What to work on: All of the entries must be output exactly as they are.
Information supplied section start
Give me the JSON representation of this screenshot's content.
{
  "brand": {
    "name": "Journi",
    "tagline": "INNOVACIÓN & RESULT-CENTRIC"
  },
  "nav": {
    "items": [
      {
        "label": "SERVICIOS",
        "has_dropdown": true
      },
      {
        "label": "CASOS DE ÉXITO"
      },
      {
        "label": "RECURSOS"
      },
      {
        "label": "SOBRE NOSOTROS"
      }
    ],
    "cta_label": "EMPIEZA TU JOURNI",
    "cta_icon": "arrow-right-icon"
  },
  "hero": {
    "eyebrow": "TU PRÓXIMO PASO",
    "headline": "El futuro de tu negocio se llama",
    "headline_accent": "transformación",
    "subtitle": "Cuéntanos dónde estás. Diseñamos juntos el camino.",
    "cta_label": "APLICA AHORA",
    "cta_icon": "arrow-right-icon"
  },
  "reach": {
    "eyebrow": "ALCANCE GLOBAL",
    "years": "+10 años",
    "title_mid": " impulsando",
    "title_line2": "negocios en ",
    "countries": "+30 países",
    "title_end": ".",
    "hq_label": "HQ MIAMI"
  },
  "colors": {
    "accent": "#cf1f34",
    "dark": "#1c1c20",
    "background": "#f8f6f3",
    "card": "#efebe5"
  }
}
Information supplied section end
Answer to this problem:
Give me the JSON representation of this screenshot's content.
{
  "brand": {
    "name": "Journi",
    "tagline": "INNOVACIÓN & RESULT-CENTRIC"
  },
  "nav": {
    "items": [
      {
        "label": "SERVICIOS",
        "has_dropdown": true
      },
      {
        "label": "CASOS DE ÉXITO"
      },
      {
        "label": "RECURSOS"
      },
      {
        "label": "SOBRE NOSOTROS"
      }
    ],
    "cta_label": "EMPIEZA TU JOURNI",
    "cta_icon": "arrow-right-icon"
  },
  "hero": {
    "eyebrow": "TU PRÓXIMO PASO",
    "headline": "El futuro de tu negocio se llama",
    "headline_accent": "transformación",
    "subtitle": "Cuéntanos dónde estás. Diseñamos juntos el camino.",
    "cta_label": "APLICA AHORA",
    "cta_icon": "arrow-right-icon"
  },
  "reach": {
    "eyebrow": "ALCANCE GLOBAL",
    "years": "+10 años",
    "title_mid": " impulsando",
    "title_line2": "negocios en ",
    "countries": "+30 países",
    "title_end": ".",
    "hq_label": "HQ MIAMI"
  },
  "colors": {
    "accent": "#cf1f34",
    "dark": "#1c1c20",
    "background": "#f8f6f3",
    "card": "#efebe5"
  }
}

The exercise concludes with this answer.